Work required
Search the data for "title". Each line containing it is to be copied.

(Recorded data)
/---
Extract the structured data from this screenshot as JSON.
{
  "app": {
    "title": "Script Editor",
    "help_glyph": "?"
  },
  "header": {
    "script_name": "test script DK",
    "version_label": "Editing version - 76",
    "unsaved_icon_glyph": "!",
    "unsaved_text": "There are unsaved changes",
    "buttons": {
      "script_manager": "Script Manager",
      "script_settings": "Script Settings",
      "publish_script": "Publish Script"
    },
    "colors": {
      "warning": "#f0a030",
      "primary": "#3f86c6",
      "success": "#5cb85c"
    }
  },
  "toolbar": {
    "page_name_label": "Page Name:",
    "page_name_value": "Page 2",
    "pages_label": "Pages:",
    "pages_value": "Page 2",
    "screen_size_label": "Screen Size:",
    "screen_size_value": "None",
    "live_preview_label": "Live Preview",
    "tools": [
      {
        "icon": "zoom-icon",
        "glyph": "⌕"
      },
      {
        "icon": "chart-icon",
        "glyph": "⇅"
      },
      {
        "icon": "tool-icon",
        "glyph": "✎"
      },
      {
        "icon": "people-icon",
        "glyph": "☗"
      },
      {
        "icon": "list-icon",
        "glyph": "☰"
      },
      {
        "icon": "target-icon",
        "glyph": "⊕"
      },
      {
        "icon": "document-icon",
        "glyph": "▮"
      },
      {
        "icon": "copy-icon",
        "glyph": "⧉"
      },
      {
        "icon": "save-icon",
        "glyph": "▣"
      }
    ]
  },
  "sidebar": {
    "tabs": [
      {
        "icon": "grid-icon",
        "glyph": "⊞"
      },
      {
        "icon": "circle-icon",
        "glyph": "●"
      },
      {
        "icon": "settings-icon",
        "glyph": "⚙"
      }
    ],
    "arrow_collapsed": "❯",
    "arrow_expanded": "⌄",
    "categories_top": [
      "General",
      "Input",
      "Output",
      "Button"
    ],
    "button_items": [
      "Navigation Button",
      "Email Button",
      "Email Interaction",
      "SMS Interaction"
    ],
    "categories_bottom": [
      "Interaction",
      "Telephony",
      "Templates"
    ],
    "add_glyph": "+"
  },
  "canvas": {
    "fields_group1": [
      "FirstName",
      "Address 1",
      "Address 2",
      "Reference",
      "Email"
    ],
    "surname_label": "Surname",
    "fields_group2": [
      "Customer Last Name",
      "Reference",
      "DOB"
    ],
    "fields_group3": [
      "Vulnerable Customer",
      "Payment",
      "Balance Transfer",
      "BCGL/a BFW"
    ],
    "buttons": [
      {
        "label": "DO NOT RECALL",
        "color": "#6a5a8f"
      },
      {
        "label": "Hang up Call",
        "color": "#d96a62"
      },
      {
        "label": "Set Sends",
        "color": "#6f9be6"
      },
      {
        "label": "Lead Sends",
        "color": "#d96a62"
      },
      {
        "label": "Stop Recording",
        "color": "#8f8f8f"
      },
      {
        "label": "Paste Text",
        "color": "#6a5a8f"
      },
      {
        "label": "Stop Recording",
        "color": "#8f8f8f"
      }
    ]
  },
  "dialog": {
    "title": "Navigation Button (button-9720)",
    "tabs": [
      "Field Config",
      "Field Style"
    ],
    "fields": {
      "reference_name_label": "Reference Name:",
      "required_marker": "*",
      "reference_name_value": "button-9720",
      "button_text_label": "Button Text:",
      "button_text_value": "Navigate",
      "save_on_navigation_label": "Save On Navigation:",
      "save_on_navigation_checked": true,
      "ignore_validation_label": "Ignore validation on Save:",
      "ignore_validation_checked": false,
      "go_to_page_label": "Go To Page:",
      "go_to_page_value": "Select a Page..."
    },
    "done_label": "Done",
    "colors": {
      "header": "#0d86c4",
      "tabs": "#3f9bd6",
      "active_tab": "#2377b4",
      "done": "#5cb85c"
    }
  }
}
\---
Completed exercise
    "title": "Script Editor",
    "title": "Navigation Button (button-9720)",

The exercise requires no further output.